[SUPPLIED MATERIAL]

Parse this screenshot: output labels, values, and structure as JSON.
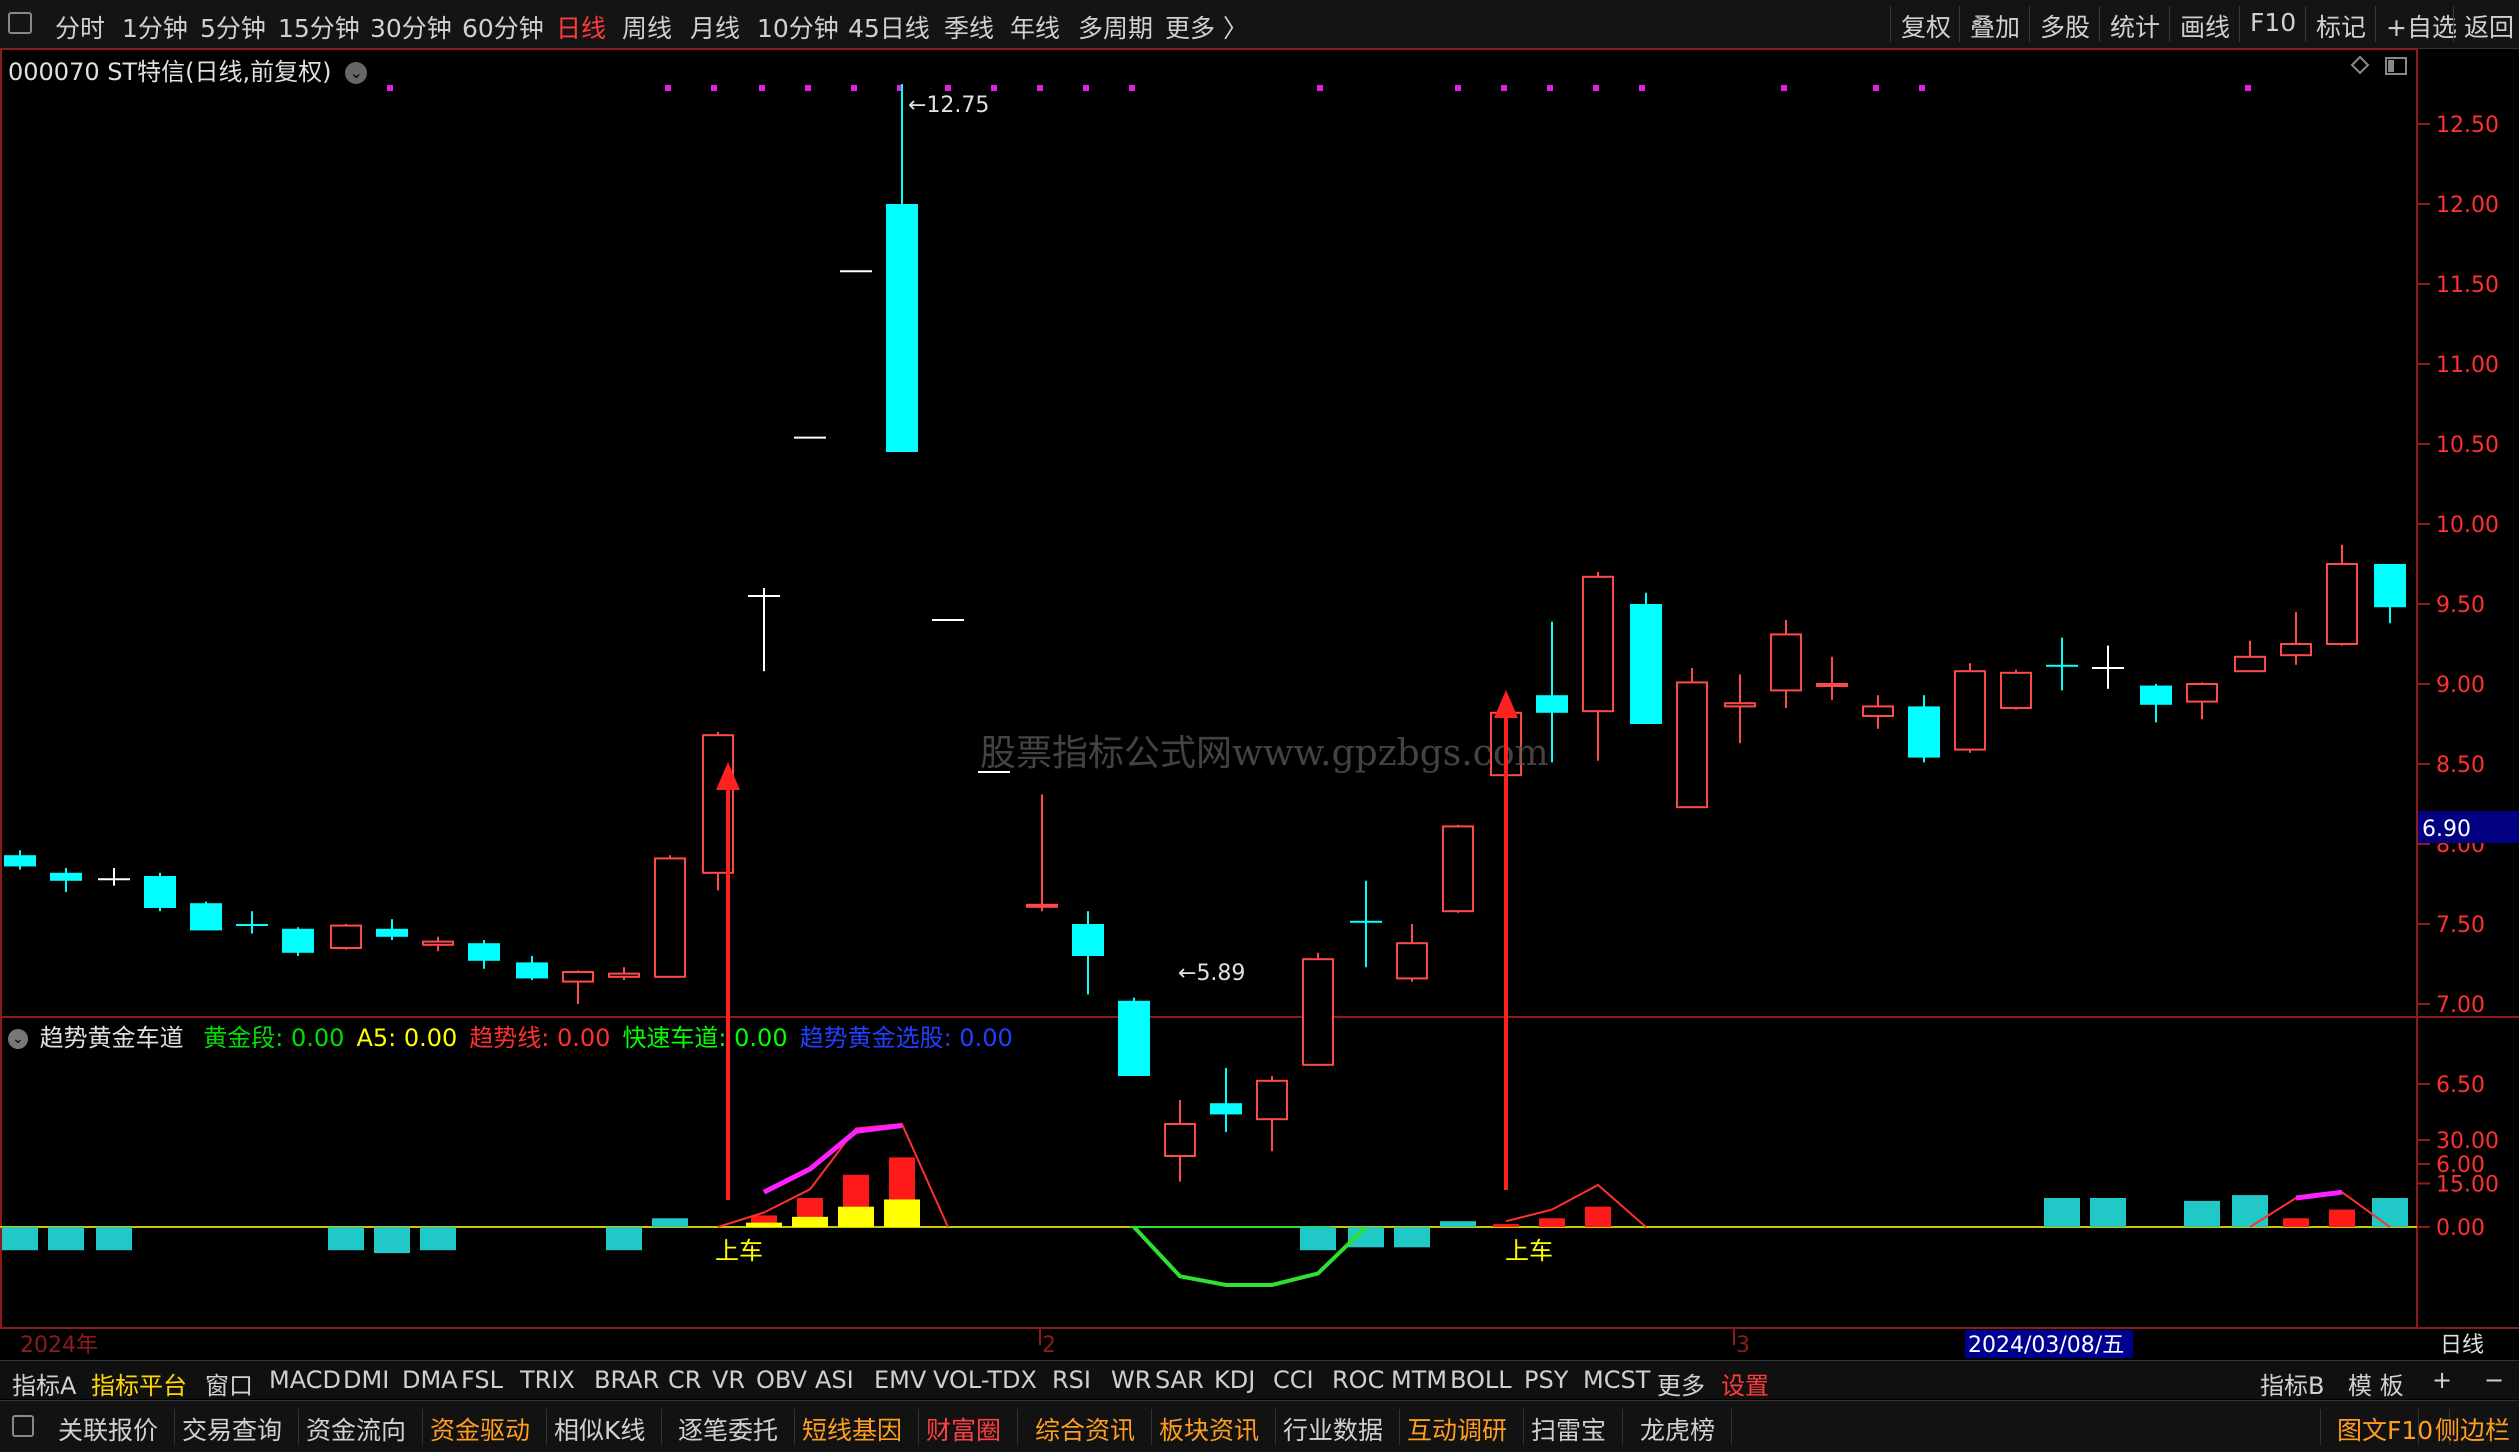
{
  "toolbar": {
    "periods": [
      "分时",
      "1分钟",
      "5分钟",
      "15分钟",
      "30分钟",
      "60分钟",
      "日线",
      "周线",
      "月线",
      "10分钟",
      "45日线",
      "季线",
      "年线",
      "多周期",
      "更多 〉"
    ],
    "active_period": "日线",
    "tools": [
      "复权",
      "叠加",
      "多股",
      "统计",
      "画线",
      "F10",
      "标记",
      "+自选",
      "返回"
    ]
  },
  "stock": {
    "title": "000070 ST特信(日线,前复权)",
    "high_label": "12.75",
    "low_label": "5.89",
    "current_price": "6.90",
    "watermark": "股票指标公式网www.gpzbgs.com"
  },
  "price_axis": [
    "12.50",
    "12.00",
    "11.50",
    "11.00",
    "10.50",
    "10.00",
    "9.50",
    "9.00",
    "8.50",
    "8.00",
    "7.50",
    "7.00",
    "6.50",
    "6.00"
  ],
  "indicator": {
    "name": "趋势黄金车道",
    "items": [
      {
        "label": "黄金段: 0.00",
        "color": "#00e000"
      },
      {
        "label": "A5: 0.00",
        "color": "#ffff00"
      },
      {
        "label": "趋势线: 0.00",
        "color": "#ff3030"
      },
      {
        "label": "快速车道: 0.00",
        "color": "#00ff00"
      },
      {
        "label": "趋势黄金选股: 0.00",
        "color": "#2040ff"
      }
    ],
    "axis": [
      "30.00",
      "15.00",
      "0.00"
    ],
    "signal_label": "上车"
  },
  "time_axis": {
    "year": "2024年",
    "m2": "2",
    "m3": "3",
    "cursor_date": "2024/03/08/五",
    "period": "日线"
  },
  "indicator_tabs": [
    "指标A",
    "指标平台",
    "窗口",
    "MACD",
    "DMI",
    "DMA",
    "FSL",
    "TRIX",
    "BRAR",
    "CR",
    "VR",
    "OBV",
    "ASI",
    "EMV",
    "VOL-TDX",
    "RSI",
    "WR",
    "SAR",
    "KDJ",
    "CCI",
    "ROC",
    "MTM",
    "BOLL",
    "PSY",
    "MCST",
    "更多",
    "设置"
  ],
  "indicator_tabs_right": [
    "指标B",
    "模 板",
    "+",
    "−"
  ],
  "bottom_buttons": [
    "关联报价",
    "交易查询",
    "资金流向",
    "资金驱动",
    "相似K线",
    "逐笔委托",
    "短线基因",
    "财富圈",
    "综合资讯",
    "板块资讯",
    "行业数据",
    "互动调研",
    "扫雷宝",
    "龙虎榜"
  ],
  "bottom_right": [
    "图文F10",
    "侧边栏"
  ]
}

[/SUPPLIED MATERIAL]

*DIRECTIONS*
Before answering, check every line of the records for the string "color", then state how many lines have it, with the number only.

*EXPECTED ANSWER*
5